Undoubtedly the star of Maidstone Museum’s Egyptian collection is the only adult human mummy in Kent, ‘The Lady of the House, Ta-Kush, Daughter of Osiris, Pa-Muta; her mother Lady of the House, Shay’.
Her 2,700 year old mummy was brought to England in the 1820s. This originally had an inner and outer coffin, but only the inner wooden coffin reached the museum in the 19th century. In 1843, she was unwrapped and studied by Samuel Birch of the British Museum, and a local doctor, Hugh Welch Diamond. She was then presented by Dr Diamond to his cousin, Mr Charles, whose collections formed the Charles Museum in Maidstone. The Charles Museum later became Maidstone Museum after Charles’ death.

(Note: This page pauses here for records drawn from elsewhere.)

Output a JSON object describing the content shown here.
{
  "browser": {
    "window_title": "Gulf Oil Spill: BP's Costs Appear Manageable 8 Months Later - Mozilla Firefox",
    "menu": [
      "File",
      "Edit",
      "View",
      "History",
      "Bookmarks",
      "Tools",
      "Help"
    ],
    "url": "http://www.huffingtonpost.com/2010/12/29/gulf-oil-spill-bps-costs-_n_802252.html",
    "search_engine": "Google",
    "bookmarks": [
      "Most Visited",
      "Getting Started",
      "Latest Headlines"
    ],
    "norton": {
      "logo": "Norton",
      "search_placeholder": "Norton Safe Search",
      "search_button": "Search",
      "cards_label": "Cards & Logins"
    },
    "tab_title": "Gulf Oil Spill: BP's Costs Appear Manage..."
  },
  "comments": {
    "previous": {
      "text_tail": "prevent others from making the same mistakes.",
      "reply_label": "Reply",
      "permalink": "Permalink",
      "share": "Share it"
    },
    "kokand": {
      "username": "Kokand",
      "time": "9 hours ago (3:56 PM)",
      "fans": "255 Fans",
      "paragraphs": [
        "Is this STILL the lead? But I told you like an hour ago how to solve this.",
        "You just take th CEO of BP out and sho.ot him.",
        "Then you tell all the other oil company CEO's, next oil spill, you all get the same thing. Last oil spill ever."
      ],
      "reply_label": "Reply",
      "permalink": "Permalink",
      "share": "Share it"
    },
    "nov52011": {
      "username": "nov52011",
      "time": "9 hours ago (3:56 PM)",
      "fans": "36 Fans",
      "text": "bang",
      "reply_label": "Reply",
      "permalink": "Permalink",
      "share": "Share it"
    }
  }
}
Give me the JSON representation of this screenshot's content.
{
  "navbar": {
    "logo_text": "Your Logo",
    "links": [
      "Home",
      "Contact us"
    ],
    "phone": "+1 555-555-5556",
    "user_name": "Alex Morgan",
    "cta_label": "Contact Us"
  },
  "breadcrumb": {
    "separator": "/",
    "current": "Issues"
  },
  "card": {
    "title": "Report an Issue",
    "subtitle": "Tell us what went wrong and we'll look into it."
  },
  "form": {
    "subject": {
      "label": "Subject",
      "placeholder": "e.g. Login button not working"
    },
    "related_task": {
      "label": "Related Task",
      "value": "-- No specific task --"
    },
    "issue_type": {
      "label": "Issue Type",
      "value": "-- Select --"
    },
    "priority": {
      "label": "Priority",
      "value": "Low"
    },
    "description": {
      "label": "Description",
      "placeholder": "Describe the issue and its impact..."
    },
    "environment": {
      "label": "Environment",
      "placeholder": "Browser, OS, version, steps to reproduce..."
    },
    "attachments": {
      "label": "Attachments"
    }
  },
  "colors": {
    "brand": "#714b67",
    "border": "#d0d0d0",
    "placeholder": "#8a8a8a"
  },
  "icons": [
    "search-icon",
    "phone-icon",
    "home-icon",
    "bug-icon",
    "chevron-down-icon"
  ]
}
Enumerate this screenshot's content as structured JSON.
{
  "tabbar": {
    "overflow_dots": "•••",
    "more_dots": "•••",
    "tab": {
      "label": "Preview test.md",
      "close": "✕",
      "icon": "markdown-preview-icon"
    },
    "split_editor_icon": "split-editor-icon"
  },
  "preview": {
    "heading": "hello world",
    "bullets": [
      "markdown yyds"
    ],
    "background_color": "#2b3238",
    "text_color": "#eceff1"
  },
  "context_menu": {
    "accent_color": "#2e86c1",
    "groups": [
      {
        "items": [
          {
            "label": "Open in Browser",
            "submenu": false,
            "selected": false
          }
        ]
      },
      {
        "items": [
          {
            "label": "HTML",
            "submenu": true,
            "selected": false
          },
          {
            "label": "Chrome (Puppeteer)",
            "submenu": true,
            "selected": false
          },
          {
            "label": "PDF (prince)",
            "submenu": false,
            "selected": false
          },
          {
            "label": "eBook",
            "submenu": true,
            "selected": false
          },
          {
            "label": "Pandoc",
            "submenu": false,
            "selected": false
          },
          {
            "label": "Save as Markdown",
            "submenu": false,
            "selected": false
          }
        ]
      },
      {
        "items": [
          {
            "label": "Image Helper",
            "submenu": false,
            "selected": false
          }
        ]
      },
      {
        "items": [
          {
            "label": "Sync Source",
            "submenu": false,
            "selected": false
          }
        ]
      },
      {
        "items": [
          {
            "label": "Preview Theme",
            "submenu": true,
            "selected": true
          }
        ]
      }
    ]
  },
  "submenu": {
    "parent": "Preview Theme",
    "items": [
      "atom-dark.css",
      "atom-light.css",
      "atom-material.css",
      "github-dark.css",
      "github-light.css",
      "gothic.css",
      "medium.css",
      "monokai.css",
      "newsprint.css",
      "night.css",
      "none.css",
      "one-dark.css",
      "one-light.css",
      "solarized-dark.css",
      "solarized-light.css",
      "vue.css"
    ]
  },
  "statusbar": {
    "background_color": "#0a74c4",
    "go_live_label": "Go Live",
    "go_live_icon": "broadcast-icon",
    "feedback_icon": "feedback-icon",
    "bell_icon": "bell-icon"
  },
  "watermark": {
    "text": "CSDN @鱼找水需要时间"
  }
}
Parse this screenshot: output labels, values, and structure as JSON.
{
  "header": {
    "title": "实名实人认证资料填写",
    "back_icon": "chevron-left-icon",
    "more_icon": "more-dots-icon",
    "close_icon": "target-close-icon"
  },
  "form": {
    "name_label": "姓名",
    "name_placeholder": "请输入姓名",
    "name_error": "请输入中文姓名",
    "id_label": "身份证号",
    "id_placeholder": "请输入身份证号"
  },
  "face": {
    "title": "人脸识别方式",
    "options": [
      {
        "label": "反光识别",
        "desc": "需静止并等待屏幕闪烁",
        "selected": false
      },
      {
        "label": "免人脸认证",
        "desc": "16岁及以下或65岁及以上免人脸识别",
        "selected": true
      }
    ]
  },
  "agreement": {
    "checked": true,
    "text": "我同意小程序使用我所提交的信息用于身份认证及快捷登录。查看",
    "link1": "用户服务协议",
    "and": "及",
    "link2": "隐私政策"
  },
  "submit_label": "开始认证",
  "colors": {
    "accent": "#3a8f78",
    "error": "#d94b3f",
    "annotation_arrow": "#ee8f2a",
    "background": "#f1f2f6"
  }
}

In July 2016, the Museum received a grant from the Heritage Lottery Fund for an exciting project to redisplay ancient Egyptian and Greek artefacts in a new ‘Ancient Lives’ Gallery, which opened in October 2017. As part of the redisplay, the Museum worked with the Kent Institute of Medicine and Science (KIMS) and FaceLab at Liverpool John Moores University to conduct a CT scan and facial reconstruction of Ta-Kush, helping determine how she looked during her lifetime.
In November 2016, Ta-Kush made the short journey across Maidstone to KIMS to undergo a full body scan. This revealed a number of fascinating finds about the mummy, as well as other mummified remains in the museum’s collections, which were also scanned.